#### Source records
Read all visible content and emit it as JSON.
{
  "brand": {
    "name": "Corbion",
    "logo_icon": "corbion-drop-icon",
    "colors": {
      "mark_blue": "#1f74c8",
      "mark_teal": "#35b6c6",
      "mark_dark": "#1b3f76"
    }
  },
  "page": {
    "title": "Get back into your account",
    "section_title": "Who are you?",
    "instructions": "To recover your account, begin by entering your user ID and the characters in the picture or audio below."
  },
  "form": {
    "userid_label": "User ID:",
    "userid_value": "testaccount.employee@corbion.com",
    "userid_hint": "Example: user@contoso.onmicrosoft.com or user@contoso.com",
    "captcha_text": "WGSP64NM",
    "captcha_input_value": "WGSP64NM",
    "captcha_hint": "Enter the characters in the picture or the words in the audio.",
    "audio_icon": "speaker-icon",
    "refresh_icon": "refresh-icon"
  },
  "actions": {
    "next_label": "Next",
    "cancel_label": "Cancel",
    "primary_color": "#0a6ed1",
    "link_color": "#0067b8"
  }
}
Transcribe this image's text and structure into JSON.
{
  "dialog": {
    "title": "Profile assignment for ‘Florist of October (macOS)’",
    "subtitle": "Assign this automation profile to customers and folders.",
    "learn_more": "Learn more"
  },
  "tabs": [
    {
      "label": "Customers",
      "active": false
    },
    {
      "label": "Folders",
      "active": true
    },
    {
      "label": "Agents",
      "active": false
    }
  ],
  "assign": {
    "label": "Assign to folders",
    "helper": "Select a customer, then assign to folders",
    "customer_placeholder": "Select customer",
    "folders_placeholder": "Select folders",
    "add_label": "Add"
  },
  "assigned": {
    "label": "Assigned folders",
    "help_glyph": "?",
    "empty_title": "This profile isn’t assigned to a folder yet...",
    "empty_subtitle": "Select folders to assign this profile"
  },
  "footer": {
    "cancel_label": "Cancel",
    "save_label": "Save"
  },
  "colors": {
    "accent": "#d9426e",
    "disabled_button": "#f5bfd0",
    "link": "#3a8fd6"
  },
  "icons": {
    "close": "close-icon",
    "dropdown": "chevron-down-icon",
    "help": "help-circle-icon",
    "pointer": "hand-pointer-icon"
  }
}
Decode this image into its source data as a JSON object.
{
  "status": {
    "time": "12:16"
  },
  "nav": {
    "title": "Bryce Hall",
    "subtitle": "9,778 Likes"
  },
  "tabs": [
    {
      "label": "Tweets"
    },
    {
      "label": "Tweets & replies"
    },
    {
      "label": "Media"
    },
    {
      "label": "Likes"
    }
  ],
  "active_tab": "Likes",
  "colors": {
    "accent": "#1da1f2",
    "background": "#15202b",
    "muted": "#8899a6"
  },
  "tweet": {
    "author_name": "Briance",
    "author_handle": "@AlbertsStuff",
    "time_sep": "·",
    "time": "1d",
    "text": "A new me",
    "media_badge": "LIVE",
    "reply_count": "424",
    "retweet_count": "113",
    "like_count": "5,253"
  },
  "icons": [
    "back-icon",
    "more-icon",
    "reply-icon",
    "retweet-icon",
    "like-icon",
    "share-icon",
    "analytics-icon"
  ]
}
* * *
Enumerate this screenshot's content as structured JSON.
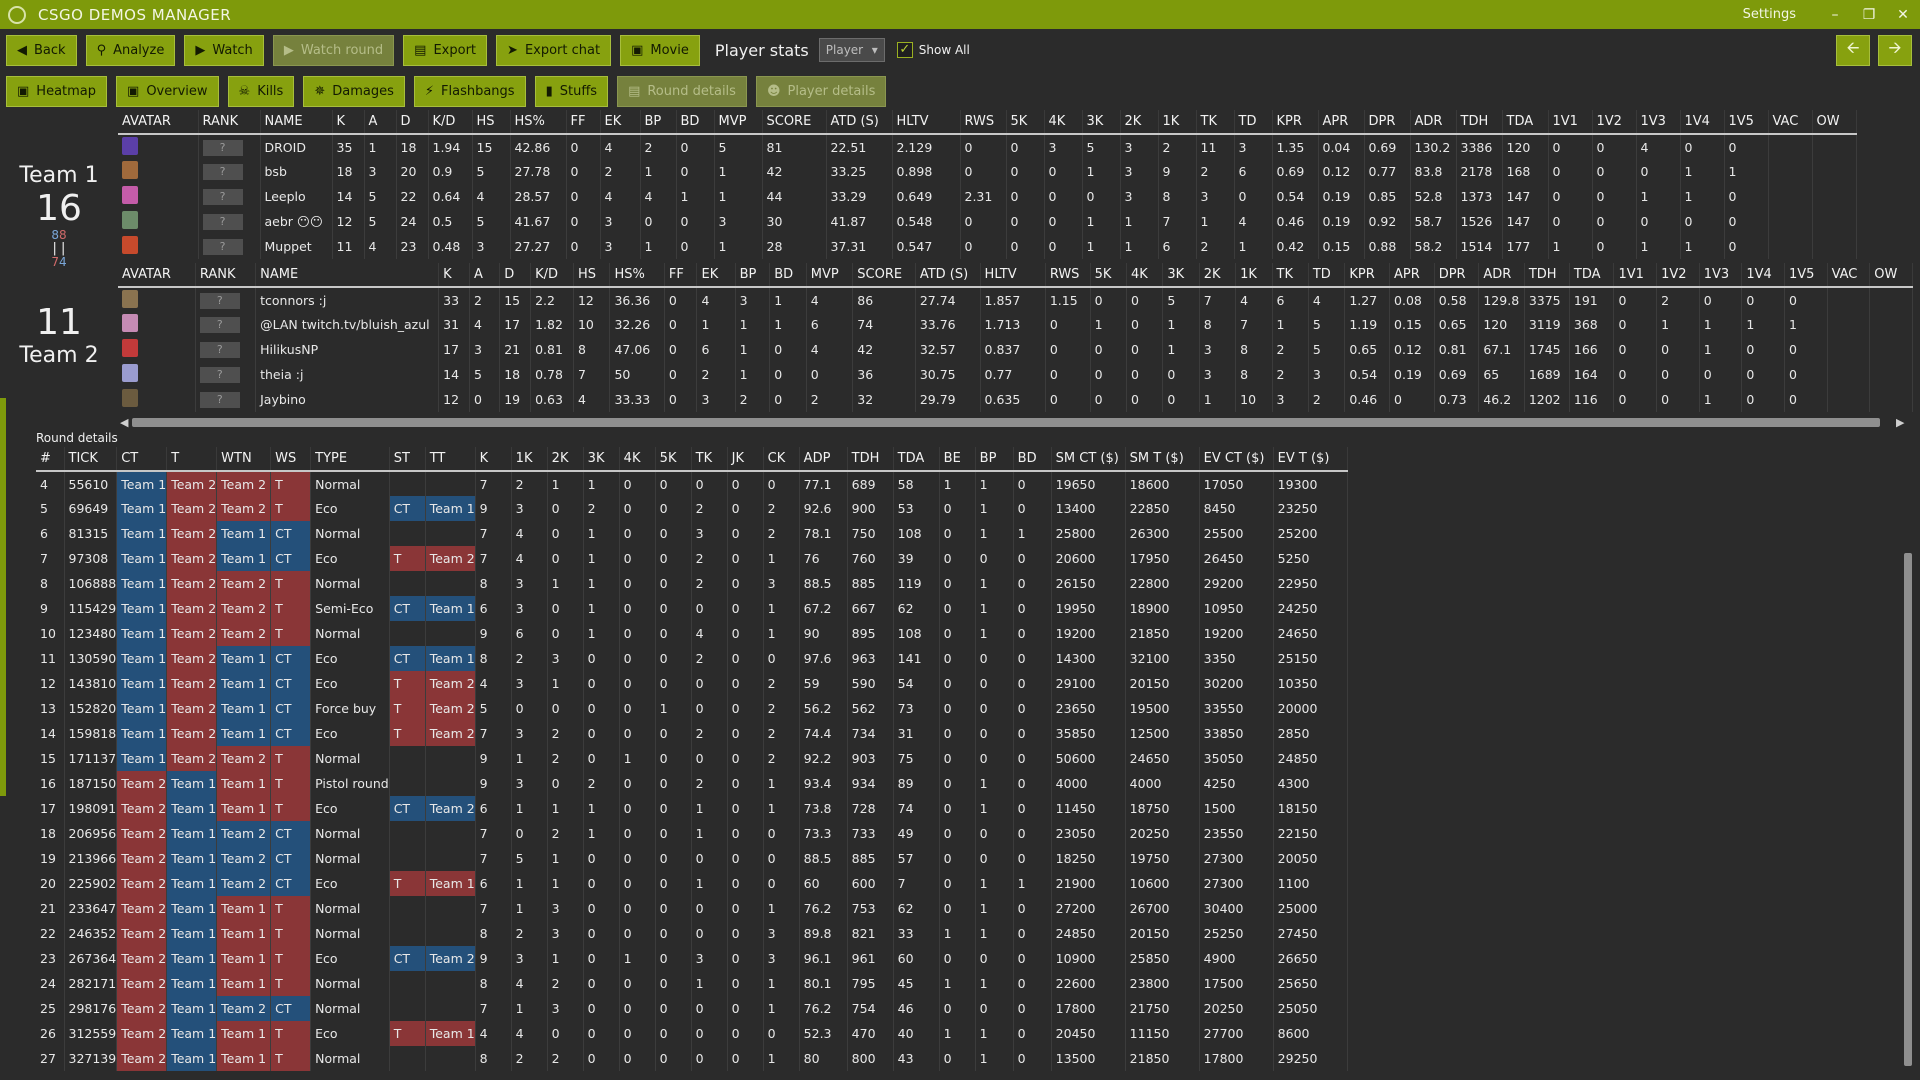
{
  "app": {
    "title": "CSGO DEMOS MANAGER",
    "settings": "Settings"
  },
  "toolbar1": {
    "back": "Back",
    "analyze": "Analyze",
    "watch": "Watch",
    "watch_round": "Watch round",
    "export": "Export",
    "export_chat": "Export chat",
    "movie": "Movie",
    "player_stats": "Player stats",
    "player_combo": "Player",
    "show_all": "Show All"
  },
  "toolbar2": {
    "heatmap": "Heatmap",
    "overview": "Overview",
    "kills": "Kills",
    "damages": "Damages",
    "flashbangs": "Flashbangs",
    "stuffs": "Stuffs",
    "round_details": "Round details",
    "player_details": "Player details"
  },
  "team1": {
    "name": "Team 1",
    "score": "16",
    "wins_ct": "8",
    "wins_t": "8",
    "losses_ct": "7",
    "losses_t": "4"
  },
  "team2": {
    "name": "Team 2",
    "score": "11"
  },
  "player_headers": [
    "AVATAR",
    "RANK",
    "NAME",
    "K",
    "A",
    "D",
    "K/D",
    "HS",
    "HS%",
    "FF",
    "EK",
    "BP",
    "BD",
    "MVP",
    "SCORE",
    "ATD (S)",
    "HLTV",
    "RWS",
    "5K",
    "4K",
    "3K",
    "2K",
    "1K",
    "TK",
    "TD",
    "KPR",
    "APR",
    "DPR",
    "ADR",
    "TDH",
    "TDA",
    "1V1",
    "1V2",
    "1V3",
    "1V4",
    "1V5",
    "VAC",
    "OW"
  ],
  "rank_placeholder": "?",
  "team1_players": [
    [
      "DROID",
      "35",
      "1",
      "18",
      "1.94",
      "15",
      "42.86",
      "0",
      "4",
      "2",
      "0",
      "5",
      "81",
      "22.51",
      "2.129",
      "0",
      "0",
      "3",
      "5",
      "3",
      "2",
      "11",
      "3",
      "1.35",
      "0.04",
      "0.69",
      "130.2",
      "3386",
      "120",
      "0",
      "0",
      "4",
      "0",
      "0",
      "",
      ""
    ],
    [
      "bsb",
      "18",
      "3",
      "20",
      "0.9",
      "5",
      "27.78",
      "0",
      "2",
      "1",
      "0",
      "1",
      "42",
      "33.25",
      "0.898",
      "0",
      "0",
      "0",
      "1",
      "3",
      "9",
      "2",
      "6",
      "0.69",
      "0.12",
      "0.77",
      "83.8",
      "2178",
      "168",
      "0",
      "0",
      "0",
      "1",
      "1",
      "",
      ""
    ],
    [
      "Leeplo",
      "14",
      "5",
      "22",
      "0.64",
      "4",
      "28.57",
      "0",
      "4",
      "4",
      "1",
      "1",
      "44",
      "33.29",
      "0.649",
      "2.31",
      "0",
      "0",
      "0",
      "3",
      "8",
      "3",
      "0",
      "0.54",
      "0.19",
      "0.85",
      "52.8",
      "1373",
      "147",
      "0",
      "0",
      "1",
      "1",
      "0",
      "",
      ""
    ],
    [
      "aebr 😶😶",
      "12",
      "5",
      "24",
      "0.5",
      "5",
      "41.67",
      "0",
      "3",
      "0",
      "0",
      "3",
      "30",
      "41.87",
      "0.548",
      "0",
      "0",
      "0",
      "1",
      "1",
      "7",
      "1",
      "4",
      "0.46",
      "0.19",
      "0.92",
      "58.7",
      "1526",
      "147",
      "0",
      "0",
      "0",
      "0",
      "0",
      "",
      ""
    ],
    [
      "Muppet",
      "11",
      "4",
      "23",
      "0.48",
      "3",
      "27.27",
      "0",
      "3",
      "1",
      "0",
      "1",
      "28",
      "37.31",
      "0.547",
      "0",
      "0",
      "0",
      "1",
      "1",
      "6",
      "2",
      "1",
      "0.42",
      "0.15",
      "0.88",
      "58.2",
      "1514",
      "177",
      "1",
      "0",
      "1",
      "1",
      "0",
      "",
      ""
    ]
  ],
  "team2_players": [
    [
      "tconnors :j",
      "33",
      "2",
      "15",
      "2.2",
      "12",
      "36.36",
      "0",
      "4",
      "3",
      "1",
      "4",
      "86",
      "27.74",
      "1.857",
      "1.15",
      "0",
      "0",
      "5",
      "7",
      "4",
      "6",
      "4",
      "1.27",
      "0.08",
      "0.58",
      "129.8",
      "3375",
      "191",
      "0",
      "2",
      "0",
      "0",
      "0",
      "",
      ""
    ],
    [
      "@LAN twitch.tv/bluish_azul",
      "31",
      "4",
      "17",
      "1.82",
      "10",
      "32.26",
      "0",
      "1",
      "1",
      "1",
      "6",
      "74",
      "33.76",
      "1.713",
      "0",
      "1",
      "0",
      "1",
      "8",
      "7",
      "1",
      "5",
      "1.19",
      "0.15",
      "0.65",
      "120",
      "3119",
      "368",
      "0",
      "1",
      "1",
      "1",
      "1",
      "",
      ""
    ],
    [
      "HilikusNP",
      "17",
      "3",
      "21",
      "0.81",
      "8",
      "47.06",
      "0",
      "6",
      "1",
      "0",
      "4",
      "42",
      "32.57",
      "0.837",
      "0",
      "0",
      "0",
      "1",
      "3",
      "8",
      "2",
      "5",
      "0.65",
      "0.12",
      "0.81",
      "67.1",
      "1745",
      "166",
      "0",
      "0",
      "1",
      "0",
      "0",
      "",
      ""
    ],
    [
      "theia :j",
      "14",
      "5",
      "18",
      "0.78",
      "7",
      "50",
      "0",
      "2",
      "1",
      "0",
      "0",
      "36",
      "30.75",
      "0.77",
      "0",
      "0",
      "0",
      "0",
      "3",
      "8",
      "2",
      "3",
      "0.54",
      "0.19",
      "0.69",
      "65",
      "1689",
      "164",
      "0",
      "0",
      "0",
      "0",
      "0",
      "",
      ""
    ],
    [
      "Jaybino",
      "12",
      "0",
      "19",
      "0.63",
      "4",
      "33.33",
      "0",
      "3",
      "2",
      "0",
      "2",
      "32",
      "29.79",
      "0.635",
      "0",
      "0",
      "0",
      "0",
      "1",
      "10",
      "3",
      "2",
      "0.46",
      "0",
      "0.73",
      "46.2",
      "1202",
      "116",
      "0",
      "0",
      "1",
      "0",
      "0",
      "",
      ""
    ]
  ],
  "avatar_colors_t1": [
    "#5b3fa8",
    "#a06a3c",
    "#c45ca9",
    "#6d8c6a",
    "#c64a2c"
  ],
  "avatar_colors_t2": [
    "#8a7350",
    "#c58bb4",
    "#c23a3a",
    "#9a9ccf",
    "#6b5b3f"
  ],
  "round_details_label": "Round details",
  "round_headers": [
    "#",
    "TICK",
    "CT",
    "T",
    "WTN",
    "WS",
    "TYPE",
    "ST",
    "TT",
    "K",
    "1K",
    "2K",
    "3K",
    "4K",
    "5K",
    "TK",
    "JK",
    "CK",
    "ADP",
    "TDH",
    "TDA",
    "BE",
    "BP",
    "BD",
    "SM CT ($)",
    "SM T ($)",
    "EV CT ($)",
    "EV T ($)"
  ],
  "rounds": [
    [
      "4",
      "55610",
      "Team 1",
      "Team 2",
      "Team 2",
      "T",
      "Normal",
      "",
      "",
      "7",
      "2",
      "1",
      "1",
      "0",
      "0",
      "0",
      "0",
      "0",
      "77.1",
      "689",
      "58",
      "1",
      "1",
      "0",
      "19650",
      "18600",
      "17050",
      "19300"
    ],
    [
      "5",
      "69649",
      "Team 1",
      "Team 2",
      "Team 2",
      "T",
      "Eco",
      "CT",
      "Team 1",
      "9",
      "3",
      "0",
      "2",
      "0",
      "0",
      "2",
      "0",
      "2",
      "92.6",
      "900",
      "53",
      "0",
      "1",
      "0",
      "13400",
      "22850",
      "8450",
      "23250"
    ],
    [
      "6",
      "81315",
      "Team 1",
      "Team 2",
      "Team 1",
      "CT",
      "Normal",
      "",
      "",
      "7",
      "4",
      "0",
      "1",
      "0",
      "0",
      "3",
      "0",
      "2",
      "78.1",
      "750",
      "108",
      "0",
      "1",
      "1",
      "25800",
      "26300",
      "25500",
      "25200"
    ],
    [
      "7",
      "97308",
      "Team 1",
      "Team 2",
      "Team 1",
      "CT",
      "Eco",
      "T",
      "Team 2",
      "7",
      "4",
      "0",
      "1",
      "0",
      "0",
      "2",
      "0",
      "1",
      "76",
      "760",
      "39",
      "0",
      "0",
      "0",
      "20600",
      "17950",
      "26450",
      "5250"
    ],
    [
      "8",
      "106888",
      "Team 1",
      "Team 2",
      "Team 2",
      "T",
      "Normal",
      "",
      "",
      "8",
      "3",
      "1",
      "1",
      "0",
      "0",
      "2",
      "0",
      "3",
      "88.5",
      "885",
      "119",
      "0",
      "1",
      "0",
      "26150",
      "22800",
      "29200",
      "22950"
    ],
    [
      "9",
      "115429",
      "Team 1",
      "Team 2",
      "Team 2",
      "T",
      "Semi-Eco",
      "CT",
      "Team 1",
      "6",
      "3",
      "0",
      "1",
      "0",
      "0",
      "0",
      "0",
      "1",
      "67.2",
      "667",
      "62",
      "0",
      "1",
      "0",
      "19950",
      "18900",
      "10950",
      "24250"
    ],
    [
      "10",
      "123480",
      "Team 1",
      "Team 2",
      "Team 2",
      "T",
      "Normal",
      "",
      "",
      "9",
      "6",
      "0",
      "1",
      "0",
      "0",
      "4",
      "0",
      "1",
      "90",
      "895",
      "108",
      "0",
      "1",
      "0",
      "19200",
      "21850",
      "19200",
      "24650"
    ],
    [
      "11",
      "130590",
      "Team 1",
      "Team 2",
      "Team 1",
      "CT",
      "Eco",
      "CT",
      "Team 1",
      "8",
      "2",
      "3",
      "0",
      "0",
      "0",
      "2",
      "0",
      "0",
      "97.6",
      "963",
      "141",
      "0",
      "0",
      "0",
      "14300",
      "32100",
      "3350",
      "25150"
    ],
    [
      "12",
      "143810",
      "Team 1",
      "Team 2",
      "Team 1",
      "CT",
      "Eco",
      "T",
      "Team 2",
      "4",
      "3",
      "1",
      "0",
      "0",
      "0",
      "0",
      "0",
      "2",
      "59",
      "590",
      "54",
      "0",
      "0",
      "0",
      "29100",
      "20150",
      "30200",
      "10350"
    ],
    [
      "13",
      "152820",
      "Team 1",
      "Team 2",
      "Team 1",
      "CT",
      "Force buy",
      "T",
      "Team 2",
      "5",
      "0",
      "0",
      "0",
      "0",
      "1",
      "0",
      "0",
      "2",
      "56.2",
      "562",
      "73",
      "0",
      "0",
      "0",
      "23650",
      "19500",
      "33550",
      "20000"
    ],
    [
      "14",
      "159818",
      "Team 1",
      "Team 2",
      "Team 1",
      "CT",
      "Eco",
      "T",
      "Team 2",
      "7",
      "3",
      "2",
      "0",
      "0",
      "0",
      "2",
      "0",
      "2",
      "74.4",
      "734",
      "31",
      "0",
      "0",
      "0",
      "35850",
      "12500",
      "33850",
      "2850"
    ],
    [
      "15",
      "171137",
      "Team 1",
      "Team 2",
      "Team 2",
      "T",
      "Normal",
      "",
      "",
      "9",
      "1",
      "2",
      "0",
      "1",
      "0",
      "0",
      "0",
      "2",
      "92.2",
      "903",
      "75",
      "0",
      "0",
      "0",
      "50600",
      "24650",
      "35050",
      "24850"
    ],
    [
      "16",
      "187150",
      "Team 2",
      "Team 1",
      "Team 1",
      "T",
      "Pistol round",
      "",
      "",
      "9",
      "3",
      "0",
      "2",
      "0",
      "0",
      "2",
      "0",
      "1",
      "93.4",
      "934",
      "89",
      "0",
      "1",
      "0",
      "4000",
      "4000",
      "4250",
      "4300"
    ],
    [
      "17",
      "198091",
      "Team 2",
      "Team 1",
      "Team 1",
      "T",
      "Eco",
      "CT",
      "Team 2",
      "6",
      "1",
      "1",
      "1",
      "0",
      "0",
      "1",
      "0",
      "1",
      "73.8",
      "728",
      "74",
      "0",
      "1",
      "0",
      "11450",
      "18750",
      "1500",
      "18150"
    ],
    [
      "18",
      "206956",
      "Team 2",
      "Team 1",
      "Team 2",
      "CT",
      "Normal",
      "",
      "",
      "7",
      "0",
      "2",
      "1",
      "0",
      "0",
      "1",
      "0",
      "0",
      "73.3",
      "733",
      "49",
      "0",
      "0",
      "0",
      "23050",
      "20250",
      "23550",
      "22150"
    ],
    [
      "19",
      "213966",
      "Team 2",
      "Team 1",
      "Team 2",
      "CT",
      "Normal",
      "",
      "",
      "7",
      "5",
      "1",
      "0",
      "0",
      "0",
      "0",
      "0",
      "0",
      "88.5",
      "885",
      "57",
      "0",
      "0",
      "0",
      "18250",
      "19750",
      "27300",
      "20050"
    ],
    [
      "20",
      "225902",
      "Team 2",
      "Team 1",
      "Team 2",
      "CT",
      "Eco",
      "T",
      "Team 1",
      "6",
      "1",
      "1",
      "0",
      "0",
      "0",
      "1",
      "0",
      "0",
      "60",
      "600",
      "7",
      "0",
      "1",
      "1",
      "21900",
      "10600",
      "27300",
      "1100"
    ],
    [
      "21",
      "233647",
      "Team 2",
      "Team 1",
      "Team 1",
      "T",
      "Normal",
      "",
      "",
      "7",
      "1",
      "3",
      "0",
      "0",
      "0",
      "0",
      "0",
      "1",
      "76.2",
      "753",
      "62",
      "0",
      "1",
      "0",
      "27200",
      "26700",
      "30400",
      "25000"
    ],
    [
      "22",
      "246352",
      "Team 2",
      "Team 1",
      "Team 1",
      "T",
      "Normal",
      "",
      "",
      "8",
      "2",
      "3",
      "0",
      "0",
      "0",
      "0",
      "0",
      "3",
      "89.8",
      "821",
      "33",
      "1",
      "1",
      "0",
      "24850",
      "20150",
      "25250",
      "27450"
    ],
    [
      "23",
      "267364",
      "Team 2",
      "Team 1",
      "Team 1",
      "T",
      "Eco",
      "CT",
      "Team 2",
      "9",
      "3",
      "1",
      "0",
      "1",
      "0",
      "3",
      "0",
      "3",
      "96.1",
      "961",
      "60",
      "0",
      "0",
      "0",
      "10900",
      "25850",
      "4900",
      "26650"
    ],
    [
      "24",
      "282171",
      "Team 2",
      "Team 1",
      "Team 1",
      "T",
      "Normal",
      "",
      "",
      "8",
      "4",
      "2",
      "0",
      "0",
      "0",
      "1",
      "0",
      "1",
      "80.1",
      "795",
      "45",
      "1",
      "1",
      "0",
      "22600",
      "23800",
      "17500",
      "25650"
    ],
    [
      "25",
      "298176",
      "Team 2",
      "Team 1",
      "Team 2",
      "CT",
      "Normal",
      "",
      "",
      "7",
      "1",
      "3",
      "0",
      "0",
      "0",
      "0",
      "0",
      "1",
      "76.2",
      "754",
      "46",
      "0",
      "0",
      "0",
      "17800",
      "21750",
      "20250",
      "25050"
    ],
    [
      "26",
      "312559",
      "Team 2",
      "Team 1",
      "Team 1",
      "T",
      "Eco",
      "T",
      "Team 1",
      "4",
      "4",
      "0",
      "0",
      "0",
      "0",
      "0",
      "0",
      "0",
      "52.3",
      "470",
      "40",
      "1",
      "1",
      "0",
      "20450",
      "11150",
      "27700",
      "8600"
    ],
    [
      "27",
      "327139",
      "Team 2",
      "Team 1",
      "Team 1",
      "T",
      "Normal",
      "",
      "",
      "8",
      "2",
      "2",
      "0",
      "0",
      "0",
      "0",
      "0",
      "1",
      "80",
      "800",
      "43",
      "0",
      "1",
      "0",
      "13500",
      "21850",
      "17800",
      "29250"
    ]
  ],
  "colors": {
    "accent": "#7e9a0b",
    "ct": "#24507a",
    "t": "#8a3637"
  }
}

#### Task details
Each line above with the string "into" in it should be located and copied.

#### Exercise output
    "title": "Get back into your account",
Transcribe this image's text and structure into JSON.
Decode this image into its source data as a JSON object.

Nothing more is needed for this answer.